In October 1993, elite American troops launched a disastrous raid in the Somali capital Mogadishu. Their aim was to capture key allies of the powerful Somali warlord, Gen Mohamed Farah Aideed. But US forces met fierce resistance from Aideed's militia. Two US Black Hawk helicopters were shot down.

Alleged Western double standards

During the Cold War, the USA was heavily criticised in some quarters for preaching democracy and human rights on the one hand but overthrowing democratically elected governments and supporting military regimes that used torture on the other. The USA was particularly fearful of communist expansion in its ‘backyard’ – Central and South America. The USA saw this area as its sphere of influence and was not willing to tolerate any attempts by communists to get a foothold there. The USA was willing to tolerate and support military dictatorships that were also anti-communist in nature. The USA supported the Somoza family dynasty in Nicaragua, and attempted to overthrow Fidel Castro numerous times in Cuba. The USA justified this approach by arguing that the USSR was a greater threat to the USA, and Soviet expansionism needed to be stopped. Today, there are still claims that the USA and the West operate double standards. There are numerous criticisms that could be levelled at the USA, including the use of the Guantanamo Bay
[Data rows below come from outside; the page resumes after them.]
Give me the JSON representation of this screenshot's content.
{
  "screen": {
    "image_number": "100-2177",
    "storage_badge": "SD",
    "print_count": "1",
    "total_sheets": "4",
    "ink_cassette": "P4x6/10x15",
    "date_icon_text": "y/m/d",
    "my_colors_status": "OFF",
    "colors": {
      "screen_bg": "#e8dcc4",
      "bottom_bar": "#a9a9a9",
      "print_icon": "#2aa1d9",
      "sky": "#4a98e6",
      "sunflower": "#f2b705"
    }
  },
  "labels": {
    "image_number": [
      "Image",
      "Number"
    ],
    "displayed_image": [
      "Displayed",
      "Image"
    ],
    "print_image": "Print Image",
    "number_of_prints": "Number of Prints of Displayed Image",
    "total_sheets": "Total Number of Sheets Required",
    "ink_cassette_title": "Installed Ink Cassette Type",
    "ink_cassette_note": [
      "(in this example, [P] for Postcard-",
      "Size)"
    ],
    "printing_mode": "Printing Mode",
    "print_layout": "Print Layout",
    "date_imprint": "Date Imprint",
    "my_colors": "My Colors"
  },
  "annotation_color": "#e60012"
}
Naval Base as a detention camp for ‘unlawful combatants’ in the war against terror and the use of ‘enhanced interrogation techniques’, including waterboarding, which are widely viewed to be examples of torture. The Abu Ghraib prison in Iraq was also a scandal that seemed to show the hypocrisy of the USA when detainees were abused and maltreated in 2003. The US authorities were accused of inflicting ‘grave breaches of humanitarian law’. British troops were implicated in the death of Baha Mousa in Basra, Iraq in 2003. The British were accused of using banned interrogation methods and ‘gratuitous violence’. One soldier admitted a charge of inhumane treatment, becoming the first member of the British armed forces convicted of a war crime. In 2013 a British marine was found guilty at a court martial of executing an injured Afghan insurgent in 2011.
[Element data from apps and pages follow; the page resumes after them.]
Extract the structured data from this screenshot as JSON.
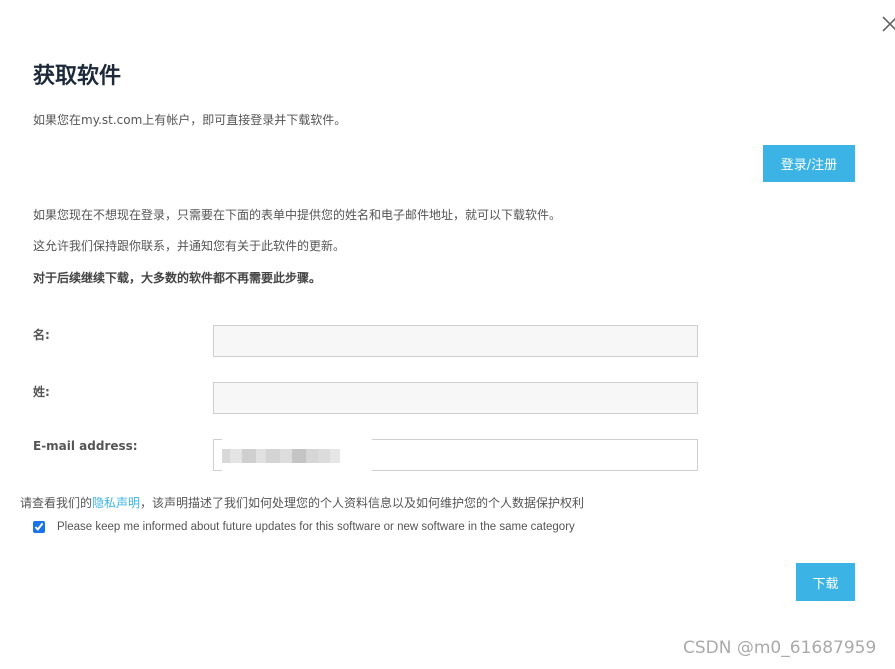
{
  "dialog": {
    "title": "获取软件",
    "intro": "如果您在my.st.com上有帐户，即可直接登录并下载软件。",
    "login_button": "登录/注册",
    "line1": "如果您现在不想现在登录，只需要在下面的表单中提供您的姓名和电子邮件地址，就可以下载软件。",
    "line2": "这允许我们保持跟你联系，并通知您有关于此软件的更新。",
    "line3": "对于后续继续下载，大多数的软件都不再需要此步骤。"
  },
  "form": {
    "first_name_label": "名:",
    "last_name_label": "姓:",
    "email_label": "E-mail address:",
    "first_name_value": "",
    "last_name_value": "",
    "email_value": ""
  },
  "privacy": {
    "prefix": "请查看我们的",
    "link": "隐私声明",
    "suffix": "，该声明描述了我们如何处理您的个人资料信息以及如何维护您的个人数据保护权利"
  },
  "consent": {
    "checked": true,
    "label": "Please keep me informed about future updates for this software or new software in the same category"
  },
  "download_button": "下载",
  "watermark": "CSDN @m0_61687959",
  "colors": {
    "accent": "#3bb4e5",
    "title": "#1d2a3a"
  },
  "icons": {
    "close": "close-icon"
  }
}
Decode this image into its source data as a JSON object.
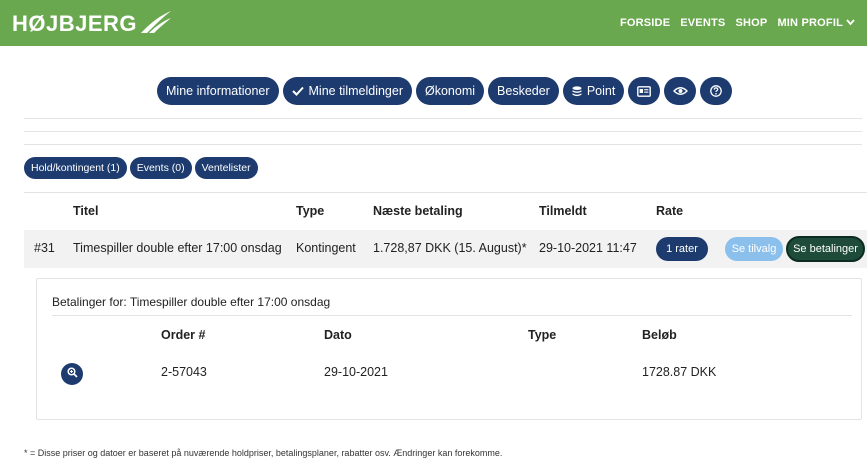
{
  "header": {
    "logo_text": "HØJBJERG",
    "nav": {
      "forside": "FORSIDE",
      "events": "EVENTS",
      "shop": "SHOP",
      "min_profil": "MIN PROFIL"
    },
    "bar_color": "#6aa84f"
  },
  "tabs": {
    "mine_informationer": "Mine informationer",
    "mine_tilmeldinger": "Mine tilmeldinger",
    "okonomi": "Økonomi",
    "beskeder": "Beskeder",
    "point": "Point",
    "icons": [
      "id-card-icon",
      "eye-icon",
      "help-icon"
    ]
  },
  "subtabs": {
    "hold": "Hold/kontingent (1)",
    "events": "Events (0)",
    "ventelister": "Ventelister"
  },
  "table": {
    "headers": {
      "titel": "Titel",
      "type": "Type",
      "naeste_betaling": "Næste betaling",
      "tilmeldt": "Tilmeldt",
      "rate": "Rate"
    },
    "row": {
      "id": "#31",
      "titel": "Timespiller double efter 17:00 onsdag",
      "type": "Kontingent",
      "naeste_betaling": "1.728,87 DKK (15. August)*",
      "tilmeldt": "29-10-2021 11:47",
      "rate_button": "1 rater",
      "tilvalg_button": "Se tilvalg",
      "betalinger_button": "Se betalinger"
    }
  },
  "payments": {
    "title": "Betalinger for: Timespiller double efter 17:00 onsdag",
    "headers": {
      "order": "Order #",
      "dato": "Dato",
      "type": "Type",
      "belob": "Beløb"
    },
    "row": {
      "order": "2-57043",
      "dato": "29-10-2021",
      "type": "",
      "belob": "1728.87 DKK"
    }
  },
  "footnote": "* = Disse priser og datoer er baseret på nuværende holdpriser, betalingsplaner, rabatter osv. Ændringer kan forekomme.",
  "colors": {
    "primary": "#1d3b6e",
    "light_blue": "#8cc0ec",
    "dark_green": "#1e4b3a"
  }
}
The USA has also been accused of breaching core liberal values in the war against terror through the use of ‘covert rendition’. The US government is alleged to have unlawfully transported terrorist suspects to other countries to by-pass normal legal and human right protections. Detainees were oſten tortured, denied legal advice and fair trials. For a country that prides itself on upholding the rule of law, such acts can be seen as utterly hypocritical. The West is meant to symbolise liberal values of democracy, respecting human rights and upholding the rule of law. However, it is oſten alleged that Western countries ignore these values when dealing with other countries if it suits the national interest of the Western country, or if it means making money.
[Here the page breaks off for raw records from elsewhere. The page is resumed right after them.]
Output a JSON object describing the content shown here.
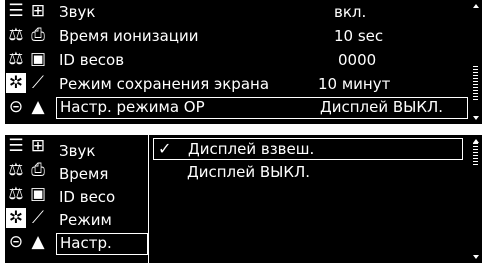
{
  "menu": {
    "items": [
      {
        "label": "Звук",
        "value": "вкл."
      },
      {
        "label": "Время ионизации",
        "value": "10 sec"
      },
      {
        "label": "ID  весов",
        "value": "0000"
      },
      {
        "label": "Режим сохранения экрана",
        "value": "10 минут"
      },
      {
        "label": "Настр. режима ОР",
        "value": "Дисплей ВЫКЛ."
      }
    ],
    "truncated_items": [
      "Звук",
      "Время",
      "ID  весо",
      "Режим",
      "Настр."
    ]
  },
  "popup": {
    "options": [
      {
        "check": "✓",
        "label": "Дисплей взвеш."
      },
      {
        "check": "",
        "label": "Дисплей ВЫКЛ."
      }
    ]
  },
  "sidebar": {
    "icons": [
      {
        "name": "list-icon",
        "glyph": "☰"
      },
      {
        "name": "app-save-icon",
        "glyph": "⊞"
      },
      {
        "name": "balance-scale-icon",
        "glyph": "⚖"
      },
      {
        "name": "print-icon",
        "glyph": "⎙"
      },
      {
        "name": "percent-weighing-icon",
        "glyph": "⚖"
      },
      {
        "name": "floppy-disk-icon",
        "glyph": "▣"
      },
      {
        "name": "settings-gear-icon",
        "glyph": "✲"
      },
      {
        "name": "statistics-chart-icon",
        "glyph": "⟋"
      },
      {
        "name": "calibration-icon",
        "glyph": "⊝"
      },
      {
        "name": "ionizer-icon",
        "glyph": "▲"
      }
    ]
  }
}
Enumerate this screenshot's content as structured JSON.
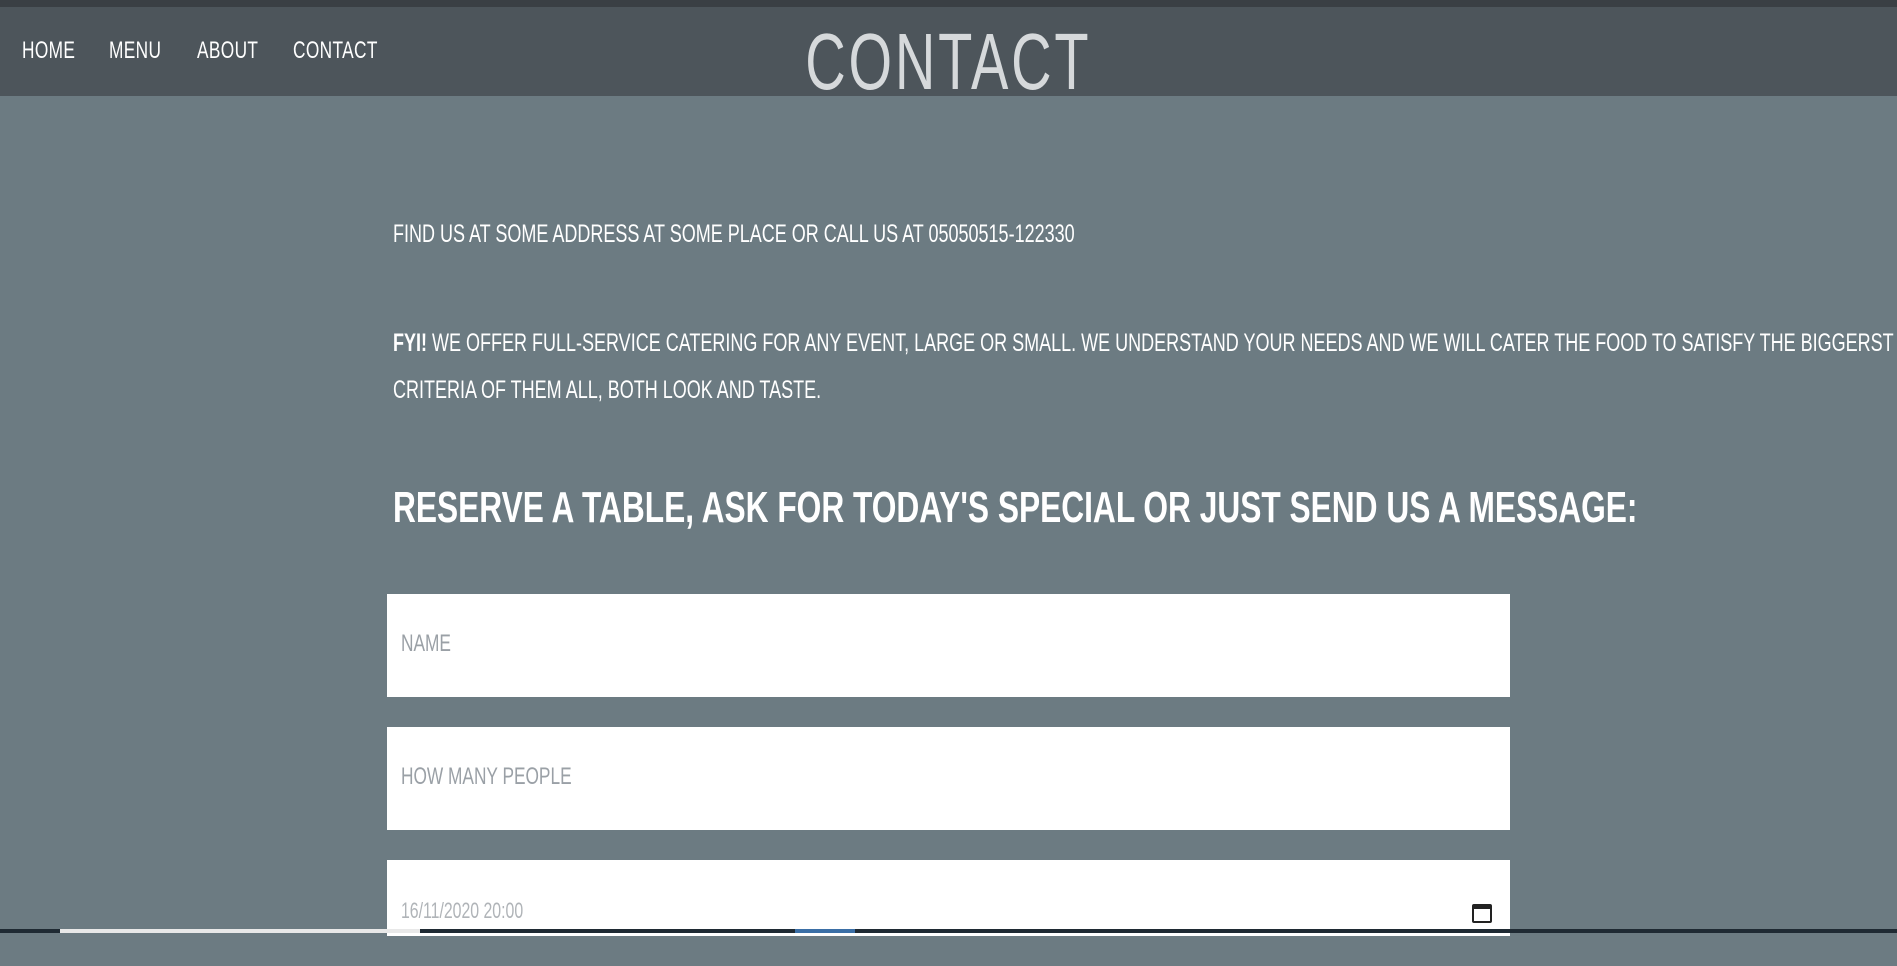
{
  "nav": {
    "links": [
      "HOME",
      "MENU",
      "ABOUT",
      "CONTACT"
    ]
  },
  "page_title": "CONTACT",
  "info": {
    "find_us": "FIND US AT SOME ADDRESS AT SOME PLACE OR CALL US AT 05050515-122330",
    "fyi_label": "FYI!",
    "fyi_line1": " WE OFFER FULL-SERVICE CATERING FOR ANY EVENT, LARGE OR SMALL. WE UNDERSTAND YOUR NEEDS AND WE WILL CATER THE FOOD TO SATISFY THE BIGGERST",
    "fyi_line2": "CRITERIA OF THEM ALL, BOTH LOOK AND TASTE."
  },
  "reserve": {
    "bold": "RESERVE",
    "rest": " A TABLE, ASK FOR TODAY'S SPECIAL OR JUST SEND US A MESSAGE:"
  },
  "form": {
    "name_placeholder": "NAME",
    "people_placeholder": "HOW MANY PEOPLE",
    "datetime_value": "16/11/2020 20:00"
  },
  "icons": {
    "calendar": "calendar-icon"
  },
  "colors": {
    "background": "#6c7b82",
    "navbar": "#4d555b",
    "title": "#d6d9db"
  }
}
Allied to the challenge of sovereignty from humanitarian intervention is the role of the International Criminal Court, which is based in The Hague, the Netherlands. Though some significant global actors have not signed up to the court, such as the USA, China and Russia, the court is the first permanent international criminal court in the world. This has advanced the concept of an international higher law considerably. The fact that a large number of states have agreed the definitions of genocide, war crimes and crimes against humanity and have accepted that these crimes can be tried at an international court suggests that there is a little less anarchy in the international system, and that states are not as sovereign as they once were.